What follows is an uninterrupted, one-take 77-minute sequence featuring Mushashi attacking, duelling, and defeating literally hundreds of hapless opponents in a recreation of the most famous battle of the samurai’s life. To craft the sequence in one single shot is a miraculous feat deserving of high praise. As you would expect, Shimomura litters his cinematic event with all the swashbuckling sword fighting and bloody death scenes fans of this style of cinema will be clamouring for.
It’s a staggering physical endurance test for the 45-year-old Sakaguchi, who barely takes a break over the entire 77 minutes. Shimomura keeps the camera tightly on his star throughout the entire sequence, with cinematographer Yasutaka Nagano often pushing in for tight close-ups to intimately capture the toll of an actor being pushed to his absolute limits. Whether it’s acting or genuine exhaustion, Shimomura looks absolutely spent by the end of this film, courtesy of one of the most physically demanding performances you’re ever likely to see.
The construction of the sequence plays almost like a video game, as the swarms of nameless hired goons occasionally give way to several more physically imposing “bosses” that challenge Musashi in varying ways. There’s even the occasional “cut-scene” to break up the monotony of the fight and, naturally, give Shimomura a chance to catch his breath and deliver a few well-placed arrogant lines of dialogue. But nothing injected here can ultimately break the repetitive nature of such a unique conceit, which begins to prove rather tiresome.

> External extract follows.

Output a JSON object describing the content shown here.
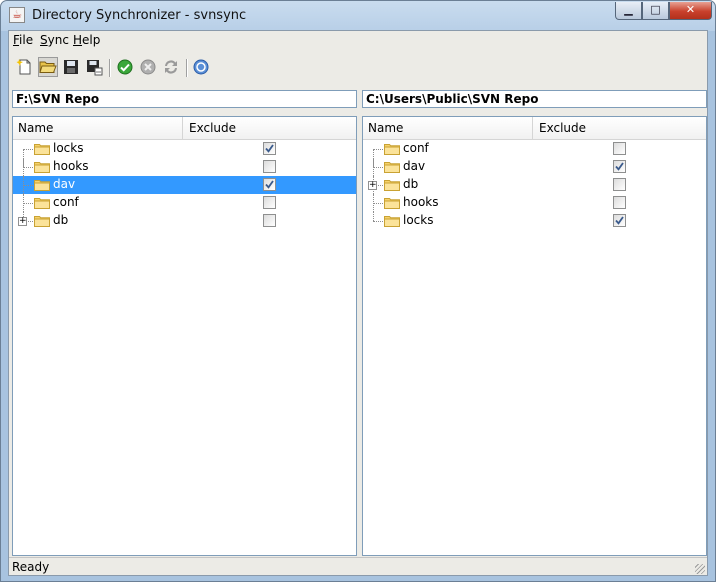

In a case of obvious budgetary restraints, the 588 assassins are constructed of approximately 40-50 actors and it’s impossible to overlook the fact there isn’t a giant pile of bodies by the end of Musashi’s rampage. Once an actor is slaughtered, they scramble off-camera, wipe the fake blood off, and return to die all over again. Keen-eyed viewers may even spot a few creeping out of focus in the background of several shots, which merely highlights the fact you are watching a piece of independent cinema.
It’s hard to criticise Shomomura for this decision, as the idea of hiring over 500 stuntmen and teaching each one intricate and individualised fight choreography just wouldn’t be logistically plausible. But it’s not just the actors reappearing that you’ll notice. In a bid to assist Sakaguchi with the exhausting nature of his performance, he and his fellow actors repeat the exact fight choreography several times throughout the 77 minutes. While it’s obviously a logistical decision, it ultimately means the novelty of this film wears thin rather quickly.
As a wild experiment in filmmaking, Crazy Samurai Musashi is an ambitious undertaking that has to be respected. While its one-take fight sequence becomes tediously repetitious, the execution of such an outlandish idea is incredibly admirable. We’ve never seen a cinematic battle quite like this and this film could very well inspire action filmmakers to up their game when it comes to scenes of combat. If Shimomura had placed more focus on crafting a fully-rounded experience with a strong narrative and character development, this could have been a masterpiece. As it stands, it’s simply an example of the endurance of one samurai and his sword.
Distributor: My Theater D.D.
Cast: Tak Sakaguchi, Masaaki Takarai, Akihiko Sai, Kento Yamazaki
Director: Yûji Shimomura
Producer: Ota Takayuki
Screenplay: Sion Sono
Cinematography: Yasutaka Nagano
Production Design: Yuto Ooba
Music: Hidehiro Kawai
Editing: Mitsuo Nishio
Running Time: 92 minutes
‘Crazy Samurai Musashi’ plays as part of Fantasia International Film Festival 2020 from August 20 – September 2. For more information and tickets, head HERE.